A gorgeous auditorium, proscenium arch stage, quaint little theatre. For my first time at the Playhouse, my expectations were high.
I didn’t get the feeling I usually get when I watch a show, I wasn’t whisked back in time into their world. I didn’t want to chat to the protagonist or shout at the villain. I remained sat in my seat, pen in hand, zoning out, staring at the back of someone’s head. I was underwhelmed and frankly, bored. Normally, I am easily sucked into a story, but this time I was detached and I watched instead of felt, observed instead of experienced.
Almost all of the cast were not believable in their roles. The actors recited their lines and robotically moved about the stage purely because it was in the script. The lack of creative interpretation was exposed from start to finish as words replaced acting, for example when Torvald receives an important letter. “I must read it” followed by “I must read more” I wanted him to show he was desperate to read the letter rather than explicitly telling the audience. Torvald Helmer lacked in physicality and facial expressions. When I closed my eyes I enjoyed his performance but his visual portrayal of the character was awkward and clunky.

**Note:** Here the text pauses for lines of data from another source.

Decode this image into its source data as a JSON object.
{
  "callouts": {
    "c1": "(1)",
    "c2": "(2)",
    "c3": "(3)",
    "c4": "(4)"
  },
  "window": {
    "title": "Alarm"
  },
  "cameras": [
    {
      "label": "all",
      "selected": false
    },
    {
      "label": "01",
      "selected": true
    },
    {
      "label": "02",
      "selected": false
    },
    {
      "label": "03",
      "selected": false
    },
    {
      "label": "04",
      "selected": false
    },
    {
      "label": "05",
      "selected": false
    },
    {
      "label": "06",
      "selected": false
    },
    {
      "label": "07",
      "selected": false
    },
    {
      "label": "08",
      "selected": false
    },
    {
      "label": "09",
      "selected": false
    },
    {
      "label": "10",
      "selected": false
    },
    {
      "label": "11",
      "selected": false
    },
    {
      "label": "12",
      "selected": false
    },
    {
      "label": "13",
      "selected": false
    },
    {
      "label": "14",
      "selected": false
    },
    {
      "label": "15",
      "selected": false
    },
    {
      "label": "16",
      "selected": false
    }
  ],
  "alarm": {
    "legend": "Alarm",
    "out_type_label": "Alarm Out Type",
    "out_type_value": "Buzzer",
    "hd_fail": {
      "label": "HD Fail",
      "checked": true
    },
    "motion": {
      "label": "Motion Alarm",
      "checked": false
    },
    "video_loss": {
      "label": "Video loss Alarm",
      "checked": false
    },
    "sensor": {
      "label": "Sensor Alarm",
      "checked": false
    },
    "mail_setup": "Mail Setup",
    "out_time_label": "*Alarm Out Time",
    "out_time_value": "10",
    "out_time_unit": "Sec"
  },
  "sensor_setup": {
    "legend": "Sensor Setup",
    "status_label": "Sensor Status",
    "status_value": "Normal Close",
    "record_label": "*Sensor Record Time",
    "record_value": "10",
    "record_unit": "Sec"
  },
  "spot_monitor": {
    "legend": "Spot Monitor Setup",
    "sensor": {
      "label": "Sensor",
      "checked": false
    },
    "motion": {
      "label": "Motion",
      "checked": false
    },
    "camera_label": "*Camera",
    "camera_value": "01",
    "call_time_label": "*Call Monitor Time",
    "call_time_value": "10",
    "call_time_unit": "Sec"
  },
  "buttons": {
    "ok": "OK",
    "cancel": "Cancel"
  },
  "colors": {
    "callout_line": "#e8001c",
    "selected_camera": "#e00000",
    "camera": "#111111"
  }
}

For me, Dr. Rank stood out as the strongest character within the play, his final scene was by far my favourite and I hung on each word he said. Other than this there was no connection between the actors and characters and therefore there was no connection between the audience and the play. The characters were underdeveloped and somewhat 2D cutting off the chance for you to relate, sympathise and engage with what was going on before you.
There was hardly any scene or lighting changes, barely any sound and very few props, allowing for a flatter play to be even flatter. The window at the back of the stage allowed light to subtly portray the passing of time, this was needed due to a lack of costume and set changes.
People actually got up and left the performance after experiencing just 20 minutes, they abandoned their £7.50 seats and made a swift exit. Understandable having paid for a semi professional performance and receiving a frustratingly low standard.
There were occasional humorous moments which made me politely titter, but sadly some of these were due to fumbles and mistakes which added to the slightly unpolished production.
The story in itself is a fantastic play, originally performed in 1879, and still loved to this day. There is real potential to have complex relationships and captivating characters, but in this particular production by the Playhouse company I felt like the story was the main thing that kept the show afloat. As a man from the row behind me said “There is nothing worse that a bad production of a good play.”